Jānis Kresliņš (USA) confronts persistent myths in Latvian history: conquest and Christianization starting in the 13th century; the undervalued role of the Hernhut Movement in fostering the rebirth of Latvian culture; the controversial 1905 revolution; and the persistent failure to see the futility of the bloodletting suffered by Latvians conscripted into both Russian and German armies.

Historian and gadfly Uldis Ģērmanis passed away last year. As Dr. Ulafs Jāņsons he systematically deconstructed Soviet Latvian propaganda in countless newspaper columns which are collected in several books. He was equally critical of aspects of Latvian exile society. In his farewell tribute Ilmārs Bastjānis (U.S.A.) concludes that Latvians will miss his sharp-tongued presence.

The third volume of Dzintars Sodums' (USA) idiosyncratic autobiographical prose series was published last year. The series covers his youth in newly independent Latvia during the 1920's, the Russian and German occupations, experiences behind the lines in the cul-de-sac of Kurzeme and his escape by boat to Sweden. The new volume contains an unsparing account of his 17-year stay there before coming to the USA in 1963. Our book review editor Mārtiņš Lasmanis (Sweden) analyzes the shifts in focus and style of the series and concludes that this work, along with Sodum's translation of James Joyce's Ulysses, constitute major achievements.

Andrievs Ezergailis (USA) interviews Ieva Lešinskis (Latvia), editor of Rīgas Laiks (Rigas Time), and touches upon a wide range of topics relating to recent Latvian events. Foremost is the uncertainty surrounding both the defection and later, the death of her father Imants Lešinskis, who had a high profile career in Soviet Latvia. Her visit to the USA last September was partly to clarify some of these questions. Ieva Lešinskis lived in the USA at that time and subsequently in Sweden before returning to Latvia during the breakup of Soviet rule.

Two books are reviewed which recount experiences in Latvia during the last forty years. Juris Silenieks (USA) reviews Vizma Belševica's (Latvia) autobiographical Bille Lives On, a continuation of the prizewinning Bille. The tragedy of the Russian and German occupations of Latvia during World War II is told from the viewpoint of the young girl Bille.

Kelīna Klāns' (Latvia) first novel about life in a kolhoz near Lubana Lake is notable for a vivid cast of characters, rich local lore, and unsparing description of the changing conditions of life there, writes Biruta Sūrmane (USA) in her evaluation of this work. It was one of the finalists in the literary journal Karogs and R. Gerken's third novel competition.

Dace Aperāne (USA) surveys the career of composer Pēteris Vasks (Latvia), whose international recognition has grown since 1994, when his CD's became more widely available. He has been grouped with the mystical minimalist school of composers - Henryk Gorecki, Giya Kancheli, Arvo Pa'rt and John Tavener.

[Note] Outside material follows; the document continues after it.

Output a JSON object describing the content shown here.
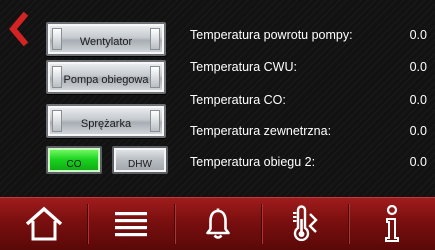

His work has been featured in at least 11 international music festivals including the Salzburger Festspiele last year. Imants Zemzars (Latvia) provides details about Pēteris Vasks' very busy last year.

In "Kiberkambaris", a discussion in the Latvian language mailing list SVEIKS turns to the recently rediscovered Latvian communities of Siberia. These have, remarkably, maintained their Latvian identity over as much as a century and a half in isolation from their own land,

In this issue's press survey I. Rancāns (Latvia) notes the hangover of Soviet terminology in today's Latvia especially the word "republic", while California's "Ziemelkalifornijas apskats" criticizes Latvia's low budget for education.

Our editor, Rolfs Ekmanis, looks at recent cultural highlights: she new production of Verdi's Aida at the Latvian National Opera, the Riga production of Andrejs Jansons (USA) musical Laimes Reibonī, and the new Ward Television Corp. video One World: the Baltic States - Seven Years of Success and Still Growing.

Both the frontispiece and the cover are by the Chicago artist Vitauts V. Sīmanis.


Jaunā Gaita